Tally the lines below that hold the string "data", and give only the tally.

----

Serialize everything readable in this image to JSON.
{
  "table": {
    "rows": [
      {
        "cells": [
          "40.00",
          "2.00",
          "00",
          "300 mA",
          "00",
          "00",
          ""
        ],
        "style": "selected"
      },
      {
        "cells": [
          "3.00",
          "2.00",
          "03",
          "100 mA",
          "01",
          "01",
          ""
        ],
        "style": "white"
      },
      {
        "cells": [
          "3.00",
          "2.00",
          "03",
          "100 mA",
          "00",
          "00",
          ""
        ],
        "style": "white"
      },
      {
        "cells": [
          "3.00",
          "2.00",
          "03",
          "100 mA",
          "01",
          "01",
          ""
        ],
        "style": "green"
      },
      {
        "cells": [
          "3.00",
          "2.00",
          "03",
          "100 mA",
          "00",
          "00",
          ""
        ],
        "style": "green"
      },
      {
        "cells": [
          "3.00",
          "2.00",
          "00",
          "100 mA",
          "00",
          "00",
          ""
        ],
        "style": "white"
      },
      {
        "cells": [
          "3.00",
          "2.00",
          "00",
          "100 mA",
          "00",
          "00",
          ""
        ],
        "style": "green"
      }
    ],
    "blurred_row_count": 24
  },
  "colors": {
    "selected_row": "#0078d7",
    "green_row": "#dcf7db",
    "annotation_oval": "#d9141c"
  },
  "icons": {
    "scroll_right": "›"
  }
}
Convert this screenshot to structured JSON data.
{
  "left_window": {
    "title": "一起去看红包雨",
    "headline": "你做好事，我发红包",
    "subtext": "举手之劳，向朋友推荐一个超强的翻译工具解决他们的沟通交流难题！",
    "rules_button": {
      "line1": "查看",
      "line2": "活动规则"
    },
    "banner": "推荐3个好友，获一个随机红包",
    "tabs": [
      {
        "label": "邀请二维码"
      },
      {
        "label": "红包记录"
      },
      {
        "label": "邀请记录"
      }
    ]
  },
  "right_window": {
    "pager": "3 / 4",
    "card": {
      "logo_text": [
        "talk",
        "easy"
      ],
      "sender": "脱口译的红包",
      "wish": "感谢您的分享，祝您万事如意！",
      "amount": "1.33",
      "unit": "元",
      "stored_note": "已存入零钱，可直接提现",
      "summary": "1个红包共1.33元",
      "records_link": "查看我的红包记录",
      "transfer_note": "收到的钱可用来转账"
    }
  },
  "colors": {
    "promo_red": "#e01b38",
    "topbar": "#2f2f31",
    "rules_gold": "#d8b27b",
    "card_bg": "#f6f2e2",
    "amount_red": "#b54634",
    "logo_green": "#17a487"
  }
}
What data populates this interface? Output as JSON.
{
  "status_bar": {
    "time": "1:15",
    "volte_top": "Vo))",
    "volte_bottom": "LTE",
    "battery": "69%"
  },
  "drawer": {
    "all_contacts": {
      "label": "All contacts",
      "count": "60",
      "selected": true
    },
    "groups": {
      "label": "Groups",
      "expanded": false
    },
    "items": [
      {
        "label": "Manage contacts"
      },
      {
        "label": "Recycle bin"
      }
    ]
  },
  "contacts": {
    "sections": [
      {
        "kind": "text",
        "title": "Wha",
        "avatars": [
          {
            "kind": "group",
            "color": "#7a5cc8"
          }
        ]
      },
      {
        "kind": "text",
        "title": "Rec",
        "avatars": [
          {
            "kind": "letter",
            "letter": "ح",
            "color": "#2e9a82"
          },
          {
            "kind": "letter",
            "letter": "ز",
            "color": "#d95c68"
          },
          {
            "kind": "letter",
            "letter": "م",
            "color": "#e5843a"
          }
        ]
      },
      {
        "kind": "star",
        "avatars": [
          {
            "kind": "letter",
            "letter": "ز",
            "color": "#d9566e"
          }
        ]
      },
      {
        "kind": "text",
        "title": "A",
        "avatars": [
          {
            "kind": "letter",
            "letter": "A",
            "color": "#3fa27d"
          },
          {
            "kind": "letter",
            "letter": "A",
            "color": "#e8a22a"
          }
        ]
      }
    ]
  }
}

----

Output for this exercise: 2